Now you have coached everything from high school to Olympic Trials qualifiers, and your primary profession is as a chiropractor at High Altitude Spine and Sport. So let's get into injuries. I want to break this down into segments. Let's start with high school runners. We have a lot of high school coaches who listen to this. In high school, as you know from your coaching days, a team usually has everything from a new runner who does other sports but not track to those who have never run before to those going for state. What are the most common injuries and causes you see in high school boys and girls?
With shin splints, you will often have a coach send the athlete in to see the school trainer and the trainer will say to use ice and then roll it out a little. They are obviously treating the symptoms, not the cause. What are the most common causes?
When you coached high school athletes, were there any extensive warm-up and cool-down routines, and did you design them around injury prevention?
You showed me a tape job last summer for relieving shin splints for runners. Do you have a video online anywhere so others can see it?
Now this runner, they go off to college and likely have a more extensive strength routine there than they did in high school. When you get a runner out of college joining your club what are you seeing as deficiencies that are leading to injuries?
There are a lot of videos online and on YouTube. Are there any hip/strength routines that are online that you recommend? (See resources below)
When one of my runners gets an injury I always send them to two local guys here who I know, know runners. Sometimes they don't take my advice and will go see a physical therapist who I feel often doesn’t really help them much. So the question is when someone in our audience, who doesn't live in Boulder and has an injury they want to get checked out, tell us how they can go about finding the right person to help them get back to running.
One thing you got me doing was pool walking after a run. Can you talk about why you are such a fan of that?

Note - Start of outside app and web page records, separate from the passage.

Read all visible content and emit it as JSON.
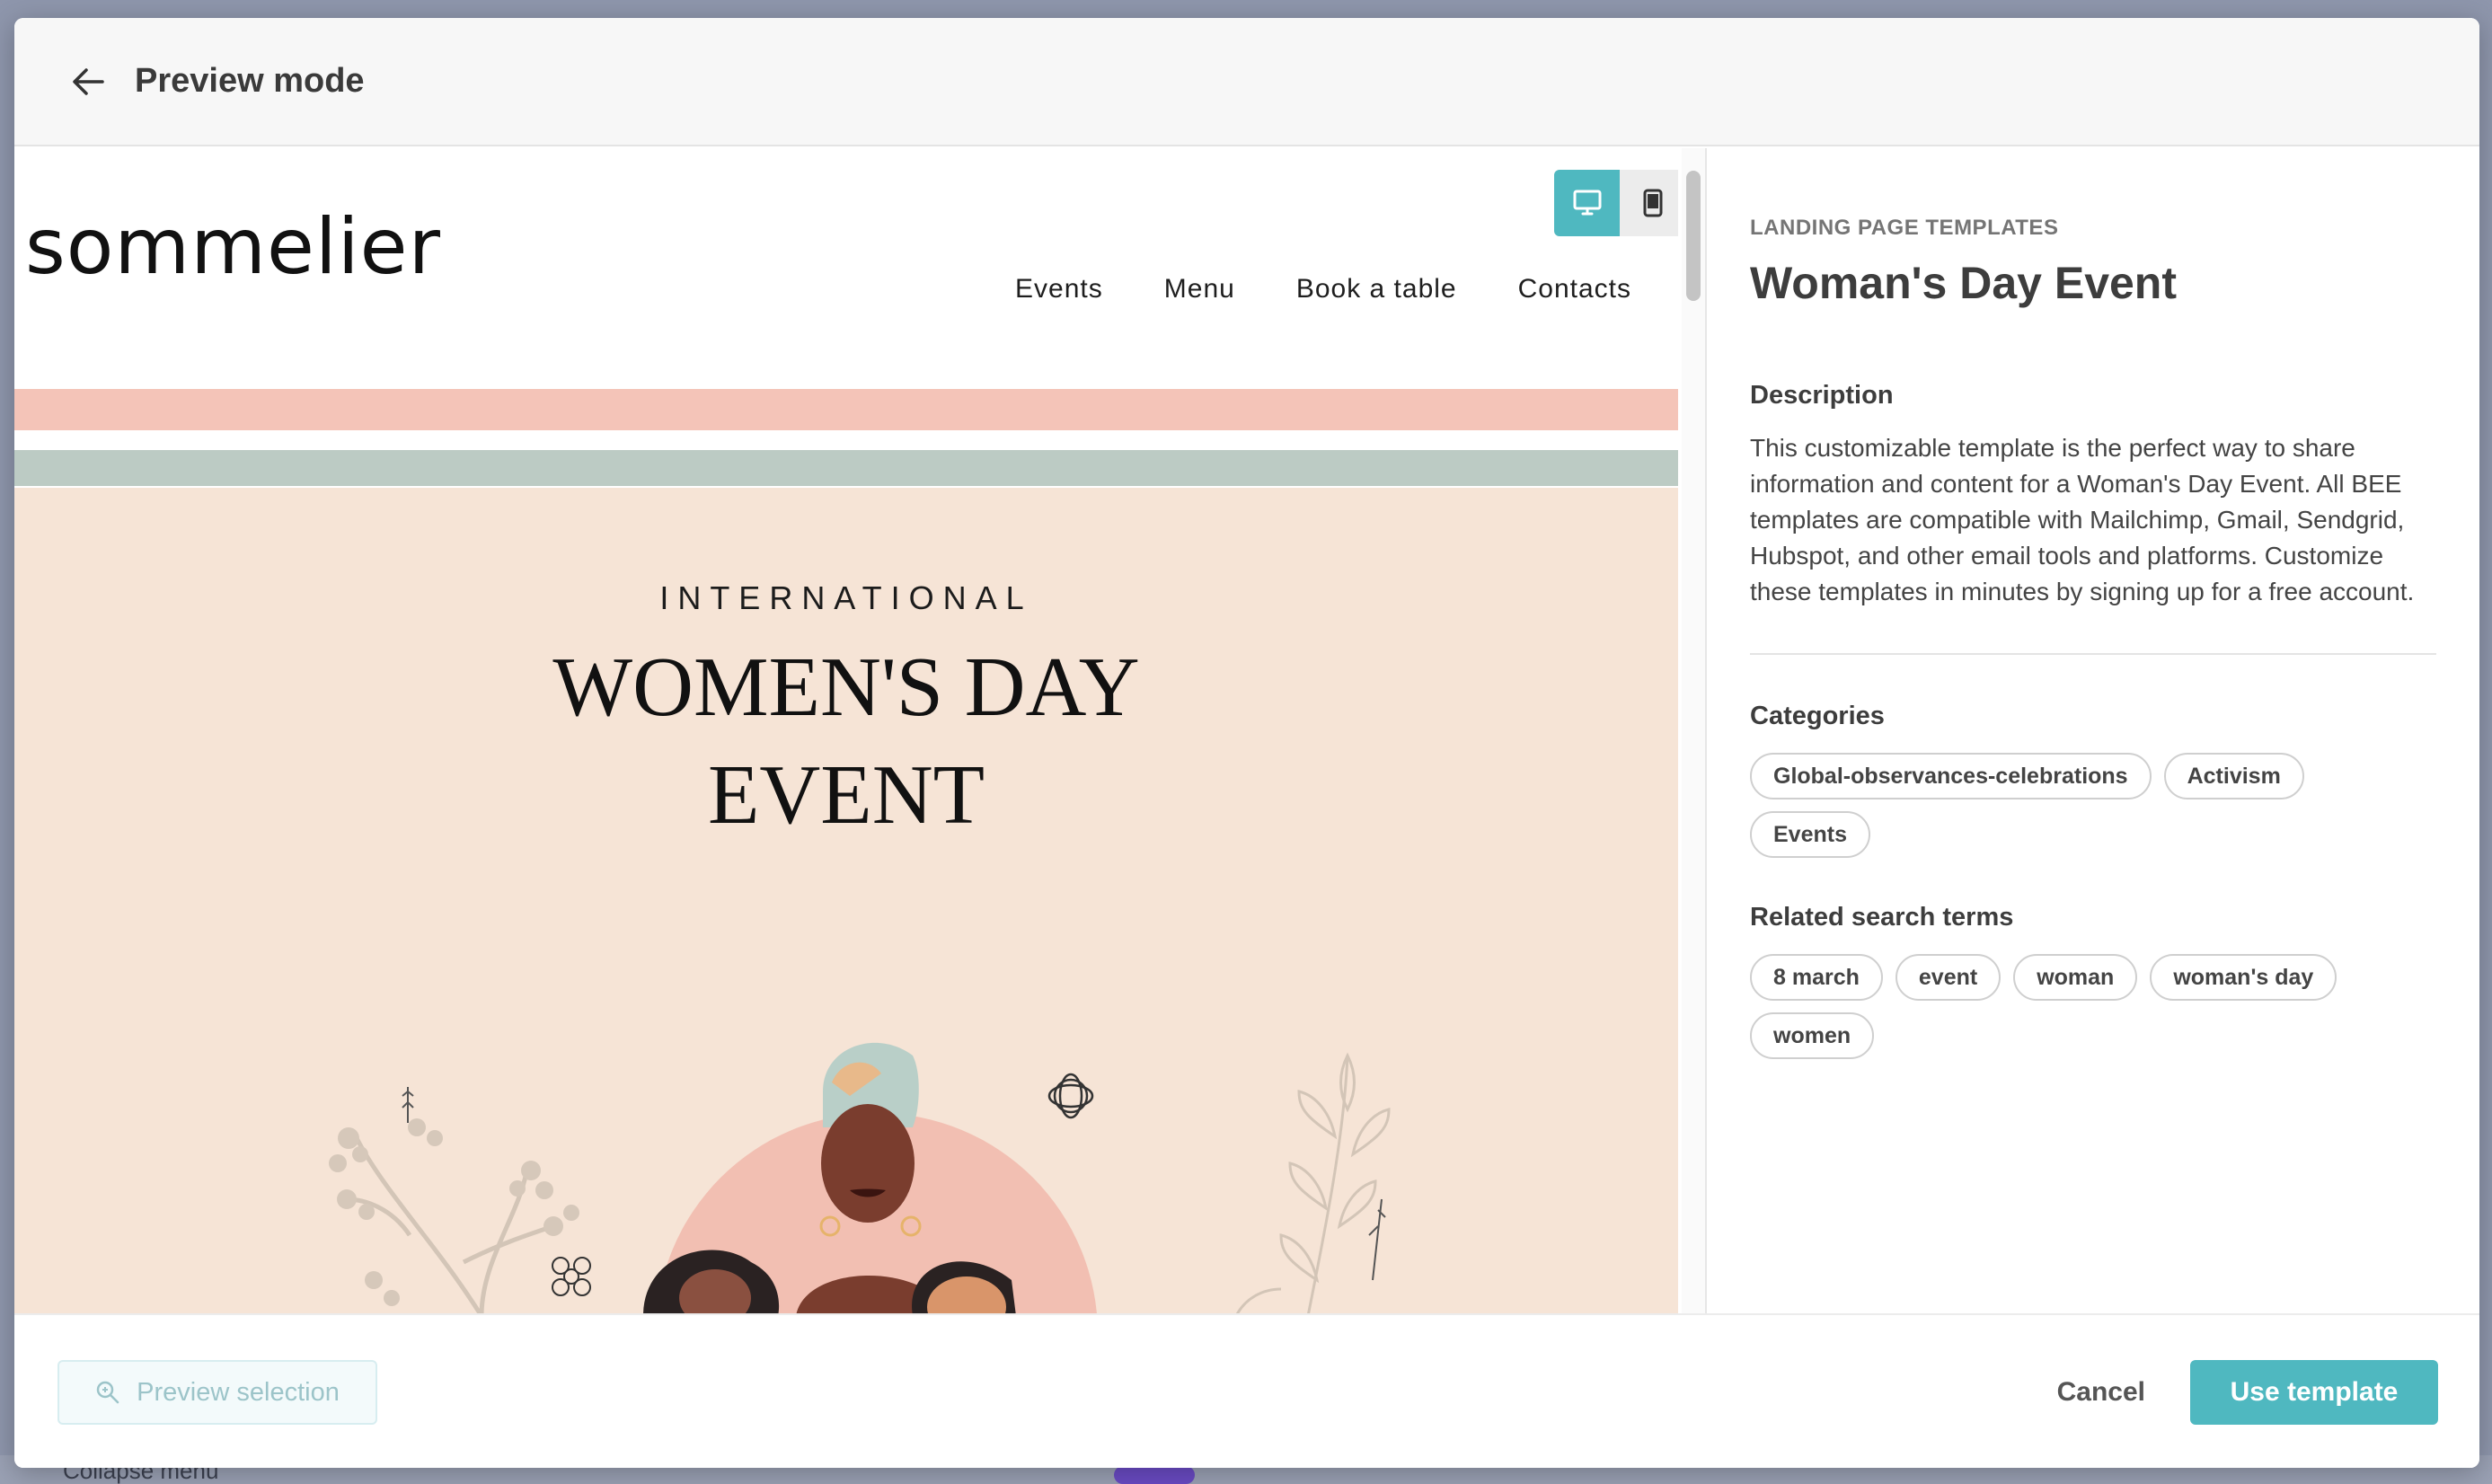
{
  "background": {
    "collapse_label": "Collapse menu"
  },
  "header": {
    "title": "Preview mode"
  },
  "preview": {
    "logo": "sommelier",
    "nav": [
      "Events",
      "Menu",
      "Book a table",
      "Contacts"
    ],
    "hero_sup": "INTERNATIONAL",
    "hero_title_line1": "WOMEN'S DAY",
    "hero_title_line2": "EVENT",
    "device_modes": [
      "desktop",
      "mobile"
    ],
    "active_device": "desktop"
  },
  "info": {
    "eyebrow": "LANDING PAGE TEMPLATES",
    "title": "Woman's Day Event",
    "description_label": "Description",
    "description": "This customizable template is the perfect way to share information and content for a Woman's Day Event. All BEE templates are compatible with Mailchimp, Gmail, Sendgrid, Hubspot, and other email tools and platforms. Customize these templates in minutes by signing up for a free account.",
    "categories_label": "Categories",
    "categories": [
      "Global-observances-celebrations",
      "Activism",
      "Events"
    ],
    "terms_label": "Related search terms",
    "terms": [
      "8 march",
      "event",
      "woman",
      "woman's day",
      "women"
    ]
  },
  "footer": {
    "preview_selection": "Preview selection",
    "cancel": "Cancel",
    "use_template": "Use template"
  },
  "colors": {
    "accent": "#4fb8c0",
    "stripe_pink": "#f4c4b8",
    "stripe_green": "#bccbc4",
    "hero_bg": "#f6e4d6"
  }
}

Now if someone is out with a running group for a long run, gets back to their car and has to drive home for 20 to 25 minutes, and will often stop for a coffee on the way home… is it still good for them to get into the pool 30-40 minutes later after they are done their run?
If someone wanted to reach out to you, you have your Roots Running podcast they can listen to... how else can they reach you?
Rapid Fire... 5 questions in under 1 minute
Favorite running book? - Once a Runner and Road to the Top
Current trainers you are wearing? - Brooks Launch and Nike Lunar 3
Favorite race? - Half marathon and Payton Jordan Track Festival
Favorite recovery meal or recovery drink? - Italian soda and fish tacos
Your favorite piece of running equipment that is not your shoes? - Pool or compression sleeves
You can find Dr. Hansen online in the following places:
Team Final Surge